UGA's Latin American and Caribbean Studies Institute is a coalition of over 150 affiliates from all of UGA’s colleges and professional schools. LACSI promotes research, education, and service & outreach related to Latin America, the Caribbean, and U.S. Latinos. The LACS academic programs are all broad-based and multidisciplinary, offering students a comprehensive perspective on the region and opportunities to explore targeted areas of interest. Course offerings represent a variety of fields, including: African-American Studies, agricultural leadership, anthropology, history, international affairs, journalism and mass communication, literature and culture, music, sociology, and theater. LACS programs also include substantial language training in Spanish, Portuguese, Quechua, and/or French. Students may earn: a major (Bachelor of Arts), minor, and both undergraduate and graduate certificates in Latin American and Caribbean Studies.
Regardless of their major, students of the medieval period have discovered that an interdisciplinary approach is necessary to achieve understanding and expertise in their area of study, ranging across Arabic, Art and Architecture, Classics, Comp Lit, English, French, German, History, Philosophy, and Religion. Through the UGA Medieval Studies Program, undergraduate students can establish an interdisciplinary concentration leading to the Certificate in Medieval Studies while completing their degree in one of the established departments.
The Interdisciplinary Undergraduate Certificate Program in Museum Studies provides a broad overview of the history of museums as well as knowledge of museum theory, methodology, and practice consistent with contemporary national and international standards. The program gives particular attention to issues of museum history, ethics, multiculturalism, the relationships of museums to communities and diverse audiences, educational programs, and an examination of diverse types of collections and interpretations.
The Institute of Native American Studies promotes an interdisciplinary approach to the study of America’s first peoples, with classes in indigenous law, archaeology, history, religion, literature, and public health. Students who choose to focus in this area will receive a Certificate of Native American Studies along with a degree in their primary major.
Through the completion of this program, undergraduate students will gain historical, cultural, political, and linguistic knowledge of Europe. Transnational European Studies encourages students to think both broadly and critically as they develop language skills and intercultural competency, exploring European cultures in their diversity and history.
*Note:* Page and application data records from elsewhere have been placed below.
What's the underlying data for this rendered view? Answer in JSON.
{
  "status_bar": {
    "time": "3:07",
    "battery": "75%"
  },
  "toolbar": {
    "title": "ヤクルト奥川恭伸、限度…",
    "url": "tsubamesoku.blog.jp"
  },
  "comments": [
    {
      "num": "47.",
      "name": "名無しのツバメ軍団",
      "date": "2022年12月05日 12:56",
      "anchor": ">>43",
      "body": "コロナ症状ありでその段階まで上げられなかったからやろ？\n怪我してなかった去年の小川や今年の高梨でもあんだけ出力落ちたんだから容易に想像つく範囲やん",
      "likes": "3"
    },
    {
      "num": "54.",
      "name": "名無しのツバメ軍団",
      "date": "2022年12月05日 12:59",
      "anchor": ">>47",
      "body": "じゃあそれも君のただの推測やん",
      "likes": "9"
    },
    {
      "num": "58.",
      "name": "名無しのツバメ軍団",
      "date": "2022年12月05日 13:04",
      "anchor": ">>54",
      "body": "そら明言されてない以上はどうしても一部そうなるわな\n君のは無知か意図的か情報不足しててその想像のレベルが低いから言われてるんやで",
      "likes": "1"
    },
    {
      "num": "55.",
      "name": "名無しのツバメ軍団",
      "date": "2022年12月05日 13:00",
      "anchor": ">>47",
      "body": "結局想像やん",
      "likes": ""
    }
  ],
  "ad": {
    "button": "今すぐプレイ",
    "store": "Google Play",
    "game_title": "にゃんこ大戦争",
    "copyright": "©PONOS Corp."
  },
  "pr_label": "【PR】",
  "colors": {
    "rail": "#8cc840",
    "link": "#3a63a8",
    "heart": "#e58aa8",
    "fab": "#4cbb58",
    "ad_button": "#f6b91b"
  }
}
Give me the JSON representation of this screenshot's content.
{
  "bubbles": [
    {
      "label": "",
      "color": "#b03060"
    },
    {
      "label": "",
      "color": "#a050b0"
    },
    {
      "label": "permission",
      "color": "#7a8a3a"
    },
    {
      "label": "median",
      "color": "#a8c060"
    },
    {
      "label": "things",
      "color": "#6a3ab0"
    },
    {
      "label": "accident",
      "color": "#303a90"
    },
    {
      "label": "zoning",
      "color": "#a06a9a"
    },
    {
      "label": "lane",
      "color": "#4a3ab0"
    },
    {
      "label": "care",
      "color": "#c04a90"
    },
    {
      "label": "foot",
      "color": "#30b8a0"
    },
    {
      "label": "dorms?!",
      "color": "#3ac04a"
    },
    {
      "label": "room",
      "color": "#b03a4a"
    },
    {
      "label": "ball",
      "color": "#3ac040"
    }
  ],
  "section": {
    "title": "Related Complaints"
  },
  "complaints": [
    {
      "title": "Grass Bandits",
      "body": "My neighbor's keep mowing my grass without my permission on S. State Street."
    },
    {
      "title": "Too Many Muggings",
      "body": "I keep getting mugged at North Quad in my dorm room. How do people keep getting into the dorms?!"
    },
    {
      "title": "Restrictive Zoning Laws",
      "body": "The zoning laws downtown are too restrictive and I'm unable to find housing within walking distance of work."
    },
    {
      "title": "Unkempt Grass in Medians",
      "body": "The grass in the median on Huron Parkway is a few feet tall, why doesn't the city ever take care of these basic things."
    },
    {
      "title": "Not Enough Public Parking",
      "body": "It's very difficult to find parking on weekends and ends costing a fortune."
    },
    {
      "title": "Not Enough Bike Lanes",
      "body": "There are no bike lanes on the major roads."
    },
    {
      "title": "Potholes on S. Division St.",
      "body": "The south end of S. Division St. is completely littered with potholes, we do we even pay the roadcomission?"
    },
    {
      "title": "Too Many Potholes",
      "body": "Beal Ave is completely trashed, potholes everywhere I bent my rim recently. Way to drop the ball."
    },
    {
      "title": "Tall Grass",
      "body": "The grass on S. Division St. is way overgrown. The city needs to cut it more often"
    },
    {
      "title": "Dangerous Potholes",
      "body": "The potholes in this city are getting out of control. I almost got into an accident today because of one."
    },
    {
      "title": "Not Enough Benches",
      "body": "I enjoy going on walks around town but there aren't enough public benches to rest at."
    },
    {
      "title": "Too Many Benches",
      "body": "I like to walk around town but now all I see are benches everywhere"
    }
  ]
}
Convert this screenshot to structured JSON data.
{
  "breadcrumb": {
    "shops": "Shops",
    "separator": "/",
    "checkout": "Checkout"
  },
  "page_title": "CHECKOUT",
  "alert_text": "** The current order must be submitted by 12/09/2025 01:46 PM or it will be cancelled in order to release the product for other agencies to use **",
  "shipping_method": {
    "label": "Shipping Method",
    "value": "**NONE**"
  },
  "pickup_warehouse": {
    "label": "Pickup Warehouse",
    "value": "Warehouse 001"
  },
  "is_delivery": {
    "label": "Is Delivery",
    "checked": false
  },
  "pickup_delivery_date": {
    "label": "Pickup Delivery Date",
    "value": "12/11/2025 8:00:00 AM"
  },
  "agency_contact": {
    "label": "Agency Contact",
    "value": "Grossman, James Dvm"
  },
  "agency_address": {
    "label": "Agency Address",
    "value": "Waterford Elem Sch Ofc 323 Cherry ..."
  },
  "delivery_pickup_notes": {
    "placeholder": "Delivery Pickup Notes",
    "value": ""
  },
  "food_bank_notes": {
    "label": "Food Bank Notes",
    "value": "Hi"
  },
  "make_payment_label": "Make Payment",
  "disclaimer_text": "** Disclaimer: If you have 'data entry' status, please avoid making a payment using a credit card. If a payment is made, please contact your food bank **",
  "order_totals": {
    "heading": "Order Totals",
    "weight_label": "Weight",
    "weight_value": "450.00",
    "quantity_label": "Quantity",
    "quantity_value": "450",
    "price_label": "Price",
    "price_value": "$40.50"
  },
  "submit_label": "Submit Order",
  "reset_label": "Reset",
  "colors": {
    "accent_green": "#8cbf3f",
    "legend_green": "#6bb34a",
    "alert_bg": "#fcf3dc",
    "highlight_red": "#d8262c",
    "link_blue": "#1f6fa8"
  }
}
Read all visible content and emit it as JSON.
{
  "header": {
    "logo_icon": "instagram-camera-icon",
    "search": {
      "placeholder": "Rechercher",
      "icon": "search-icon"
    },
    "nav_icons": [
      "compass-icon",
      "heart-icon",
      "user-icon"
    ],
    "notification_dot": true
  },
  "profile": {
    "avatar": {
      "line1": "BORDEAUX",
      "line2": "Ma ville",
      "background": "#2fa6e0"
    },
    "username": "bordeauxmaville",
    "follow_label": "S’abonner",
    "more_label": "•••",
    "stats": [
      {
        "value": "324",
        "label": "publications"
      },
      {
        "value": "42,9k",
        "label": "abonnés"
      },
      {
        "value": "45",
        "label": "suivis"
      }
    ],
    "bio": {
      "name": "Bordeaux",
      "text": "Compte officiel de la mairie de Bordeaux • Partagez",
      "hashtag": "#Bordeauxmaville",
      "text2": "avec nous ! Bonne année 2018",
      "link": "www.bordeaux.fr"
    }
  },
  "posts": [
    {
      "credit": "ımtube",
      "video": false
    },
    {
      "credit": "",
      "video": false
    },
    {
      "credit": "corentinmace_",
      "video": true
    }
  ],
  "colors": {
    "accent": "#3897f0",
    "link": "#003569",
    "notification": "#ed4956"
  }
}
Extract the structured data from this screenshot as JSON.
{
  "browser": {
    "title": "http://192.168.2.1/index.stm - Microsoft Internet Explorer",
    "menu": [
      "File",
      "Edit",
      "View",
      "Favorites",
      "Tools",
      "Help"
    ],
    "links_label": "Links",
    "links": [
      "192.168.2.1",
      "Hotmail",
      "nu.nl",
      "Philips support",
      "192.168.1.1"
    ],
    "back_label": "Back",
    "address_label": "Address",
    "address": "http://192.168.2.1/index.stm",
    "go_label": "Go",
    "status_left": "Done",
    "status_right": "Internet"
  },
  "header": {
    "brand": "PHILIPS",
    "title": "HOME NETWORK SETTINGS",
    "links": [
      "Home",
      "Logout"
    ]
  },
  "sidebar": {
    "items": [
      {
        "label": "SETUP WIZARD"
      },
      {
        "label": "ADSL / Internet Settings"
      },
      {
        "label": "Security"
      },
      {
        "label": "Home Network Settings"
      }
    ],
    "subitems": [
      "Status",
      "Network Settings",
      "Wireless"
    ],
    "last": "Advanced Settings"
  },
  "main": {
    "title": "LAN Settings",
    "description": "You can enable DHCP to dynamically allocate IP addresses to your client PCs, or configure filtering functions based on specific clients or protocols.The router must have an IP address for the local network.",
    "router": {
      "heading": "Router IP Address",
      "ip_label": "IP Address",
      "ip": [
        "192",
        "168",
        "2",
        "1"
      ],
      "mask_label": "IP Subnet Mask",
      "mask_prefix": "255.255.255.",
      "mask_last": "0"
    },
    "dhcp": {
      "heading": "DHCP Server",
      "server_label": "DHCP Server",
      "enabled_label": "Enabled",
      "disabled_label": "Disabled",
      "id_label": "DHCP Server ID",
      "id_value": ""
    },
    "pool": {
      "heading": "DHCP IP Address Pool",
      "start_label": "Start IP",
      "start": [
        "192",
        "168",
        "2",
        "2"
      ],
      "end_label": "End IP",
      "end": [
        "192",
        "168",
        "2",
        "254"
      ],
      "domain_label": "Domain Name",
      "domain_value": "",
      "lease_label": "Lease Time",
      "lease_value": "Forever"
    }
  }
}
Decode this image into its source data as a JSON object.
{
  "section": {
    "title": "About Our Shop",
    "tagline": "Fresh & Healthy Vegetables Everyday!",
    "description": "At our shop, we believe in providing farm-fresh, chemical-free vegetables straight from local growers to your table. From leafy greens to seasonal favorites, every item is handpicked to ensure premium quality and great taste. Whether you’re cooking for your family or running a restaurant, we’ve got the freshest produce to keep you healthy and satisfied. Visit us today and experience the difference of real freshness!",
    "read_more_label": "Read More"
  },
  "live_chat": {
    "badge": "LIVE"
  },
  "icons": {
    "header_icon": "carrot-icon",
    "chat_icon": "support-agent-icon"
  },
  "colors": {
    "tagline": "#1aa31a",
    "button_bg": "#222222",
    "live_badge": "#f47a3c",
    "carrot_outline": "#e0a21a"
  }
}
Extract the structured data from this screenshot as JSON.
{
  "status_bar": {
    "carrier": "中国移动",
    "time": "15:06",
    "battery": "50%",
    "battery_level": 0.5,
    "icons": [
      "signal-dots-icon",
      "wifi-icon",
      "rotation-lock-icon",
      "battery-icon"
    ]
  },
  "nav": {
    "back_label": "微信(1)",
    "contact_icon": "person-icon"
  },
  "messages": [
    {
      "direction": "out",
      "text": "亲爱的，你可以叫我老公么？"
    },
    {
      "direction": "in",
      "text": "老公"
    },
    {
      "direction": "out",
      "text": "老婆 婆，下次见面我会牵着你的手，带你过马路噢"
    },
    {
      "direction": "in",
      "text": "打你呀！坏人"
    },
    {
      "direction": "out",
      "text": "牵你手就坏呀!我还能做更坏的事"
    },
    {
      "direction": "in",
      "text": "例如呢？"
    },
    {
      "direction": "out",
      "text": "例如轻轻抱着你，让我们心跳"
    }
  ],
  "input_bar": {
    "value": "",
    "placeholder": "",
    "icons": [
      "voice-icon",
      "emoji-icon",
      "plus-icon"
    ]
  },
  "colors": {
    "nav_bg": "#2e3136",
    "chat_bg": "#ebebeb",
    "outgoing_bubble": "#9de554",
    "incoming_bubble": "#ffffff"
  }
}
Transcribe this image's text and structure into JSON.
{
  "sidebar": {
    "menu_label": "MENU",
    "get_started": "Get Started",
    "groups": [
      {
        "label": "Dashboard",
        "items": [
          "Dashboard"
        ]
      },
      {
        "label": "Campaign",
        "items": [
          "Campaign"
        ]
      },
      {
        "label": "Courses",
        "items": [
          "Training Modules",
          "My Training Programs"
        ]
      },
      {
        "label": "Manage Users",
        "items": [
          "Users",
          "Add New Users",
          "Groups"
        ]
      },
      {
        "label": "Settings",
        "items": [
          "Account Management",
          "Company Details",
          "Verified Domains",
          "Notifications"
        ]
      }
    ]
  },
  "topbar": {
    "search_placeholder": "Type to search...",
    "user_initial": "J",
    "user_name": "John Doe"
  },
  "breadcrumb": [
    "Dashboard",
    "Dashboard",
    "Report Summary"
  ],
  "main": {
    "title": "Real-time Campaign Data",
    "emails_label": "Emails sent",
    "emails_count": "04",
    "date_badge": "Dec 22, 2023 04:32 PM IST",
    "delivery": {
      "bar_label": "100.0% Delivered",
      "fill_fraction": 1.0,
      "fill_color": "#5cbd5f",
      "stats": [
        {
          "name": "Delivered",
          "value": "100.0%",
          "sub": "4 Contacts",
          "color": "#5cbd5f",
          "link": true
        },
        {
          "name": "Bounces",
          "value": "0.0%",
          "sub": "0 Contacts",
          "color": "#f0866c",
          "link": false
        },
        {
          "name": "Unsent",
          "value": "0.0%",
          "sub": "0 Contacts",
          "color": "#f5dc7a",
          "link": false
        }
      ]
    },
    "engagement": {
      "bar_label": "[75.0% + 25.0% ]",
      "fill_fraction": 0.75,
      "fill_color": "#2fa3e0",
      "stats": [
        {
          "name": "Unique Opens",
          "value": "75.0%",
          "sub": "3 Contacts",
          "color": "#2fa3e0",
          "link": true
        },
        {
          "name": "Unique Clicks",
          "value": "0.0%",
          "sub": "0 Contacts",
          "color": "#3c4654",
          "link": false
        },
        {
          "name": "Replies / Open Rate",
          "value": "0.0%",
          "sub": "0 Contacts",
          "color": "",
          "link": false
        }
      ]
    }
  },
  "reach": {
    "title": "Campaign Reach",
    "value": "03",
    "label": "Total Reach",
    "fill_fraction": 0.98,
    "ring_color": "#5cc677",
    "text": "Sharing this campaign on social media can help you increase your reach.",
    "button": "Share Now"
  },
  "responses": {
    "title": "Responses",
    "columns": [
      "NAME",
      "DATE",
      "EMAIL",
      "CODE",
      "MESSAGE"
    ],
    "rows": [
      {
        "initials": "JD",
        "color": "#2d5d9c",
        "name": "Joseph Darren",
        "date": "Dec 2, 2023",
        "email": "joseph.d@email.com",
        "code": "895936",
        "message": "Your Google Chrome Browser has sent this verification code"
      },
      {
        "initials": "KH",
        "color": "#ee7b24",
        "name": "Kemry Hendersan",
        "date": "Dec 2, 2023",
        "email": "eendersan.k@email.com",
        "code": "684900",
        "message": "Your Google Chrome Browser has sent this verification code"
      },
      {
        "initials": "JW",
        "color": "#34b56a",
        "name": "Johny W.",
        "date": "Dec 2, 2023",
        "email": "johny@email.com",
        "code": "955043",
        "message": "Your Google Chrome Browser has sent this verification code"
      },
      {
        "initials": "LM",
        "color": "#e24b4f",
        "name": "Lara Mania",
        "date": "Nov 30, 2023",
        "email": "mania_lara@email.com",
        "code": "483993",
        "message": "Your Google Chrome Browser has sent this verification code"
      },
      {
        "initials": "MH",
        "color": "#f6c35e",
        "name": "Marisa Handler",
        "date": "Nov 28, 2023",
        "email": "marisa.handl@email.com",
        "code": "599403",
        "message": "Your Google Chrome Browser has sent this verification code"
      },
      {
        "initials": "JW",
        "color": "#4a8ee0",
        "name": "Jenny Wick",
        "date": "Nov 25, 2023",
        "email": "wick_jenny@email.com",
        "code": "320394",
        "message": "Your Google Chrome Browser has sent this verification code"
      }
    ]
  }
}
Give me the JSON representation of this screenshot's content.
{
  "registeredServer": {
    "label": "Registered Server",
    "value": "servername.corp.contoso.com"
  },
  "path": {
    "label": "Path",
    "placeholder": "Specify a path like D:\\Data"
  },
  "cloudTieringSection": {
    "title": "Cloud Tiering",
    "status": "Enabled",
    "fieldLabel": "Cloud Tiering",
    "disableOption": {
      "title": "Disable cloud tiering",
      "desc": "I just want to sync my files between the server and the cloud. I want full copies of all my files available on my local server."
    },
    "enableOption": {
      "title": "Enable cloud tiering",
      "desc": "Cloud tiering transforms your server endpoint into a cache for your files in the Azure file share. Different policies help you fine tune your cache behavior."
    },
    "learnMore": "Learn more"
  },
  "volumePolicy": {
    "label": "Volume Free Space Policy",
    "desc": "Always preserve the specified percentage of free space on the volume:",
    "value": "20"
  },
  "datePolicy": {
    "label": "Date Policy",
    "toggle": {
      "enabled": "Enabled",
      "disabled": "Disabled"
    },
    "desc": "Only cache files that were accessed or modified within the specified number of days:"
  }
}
The Institute for Women’s Studies provides a feminist interdisciplinary perspective on women and gender. In the past 30 years, feminist scholars have contributed to the reinterpretation of existing data and to the presentation of new knowledge about the diversity of women’s experiences. Through course work and outreach, the Institute for Women’s Studies offers students an opportunity to explore women’s lives in global and multicultural contexts.